He claimed that there had been an error in the process: the request for the breaking of confidentiality was directed at the conversations of another person involved in the investigations, not the journalist.

Matais did not appear at the process to safeguard the secrecy of the source, a right guaranteed by the Constitution, according to information from Folha.

Since 2013, other requests to access the journalists' phone data were made, but had been denied following objections from the public prosecutor.

Entities such as the Brazilian Association of Investigative Journalism (Abraji for its acronym in Portuguese), the Brazilian Bar Association (OAB) and the National Newspaper Association (ANJ) issued notes criticizing the decision.

Abraji called the measure "unacceptable" and noted that the decision was "made in secret" on Nov. 8, 2016. The association further states that the judge authorized the Civil Police of São Paulo to "access the records of three cell phones used by Andreza" to make the stories.

According to the association, investigator Rui Ferraz Fontes requested the break of confidentiality to discover the identity of the source of the reporter. Abraji criticized public prosecutor Mônica Magarinos Torralbo Gimenez, who backed the decision, even after three other colleagues spoke out against the measure.

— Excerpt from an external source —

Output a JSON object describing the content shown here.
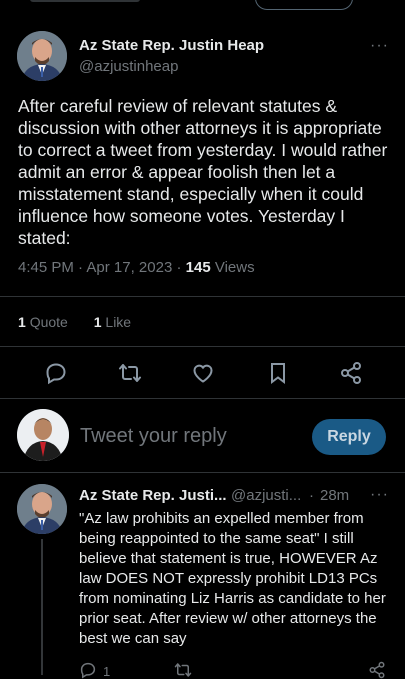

"It is with indignation that Abraji comes once again to remind members of the Police, the Public Ministry and the Judiciary that the secrecy of the source is a constitutional guarantee (Article 5, item XIV) and can not be violated. Abraji repudiates the decision of Lopes and begs the courts to reverse it, complying with the Federal Constitution and observing the democratic State of law in which the country still lives," the association said in a statement.

ANJ, as well as the Brazilian Association of Radio and Television Broadcasters (ABERT) and the National Association of Magazine Editors (ANER), also condemned the attitude of the Justice of São Paulo and requested that the measure be reviewed. The associations reinforced that "there is no journalism and no press freedom without the source's secrecy".

"Breaking the confidentiality of a journalist's phone implies a very serious violation of a constitutional right and the free exercise of the profession," ANJ said.

The national president of the OAB, Claudio Lamachia, also repudiated the decision. He said violating the constitutional protection of press work and the secrecy of sources is a way of attacking the right of society to be well informed.

"I will repeat to exhaustion: crime is not combated by committing another crime. It will only result in damages for the country .... The OAB is against all the setbacks and affronts to the Democratic State of Law perpetrated by public agents who should respect the law, not infringe on it," he said.

He recalled that violations of professional rights are frequent in Brazil and mentioned the case of the journalist of Época magazine, Murilo Ramos. In October, the court also ruled in favor of breaching his telephone privacy. Like Matais, Ramos is not suspected of any crime.

Note from the editor: This story was originally published by the Knight Center’s blog Journalism in the Americas, the predecessor of LatAm Journalism Review.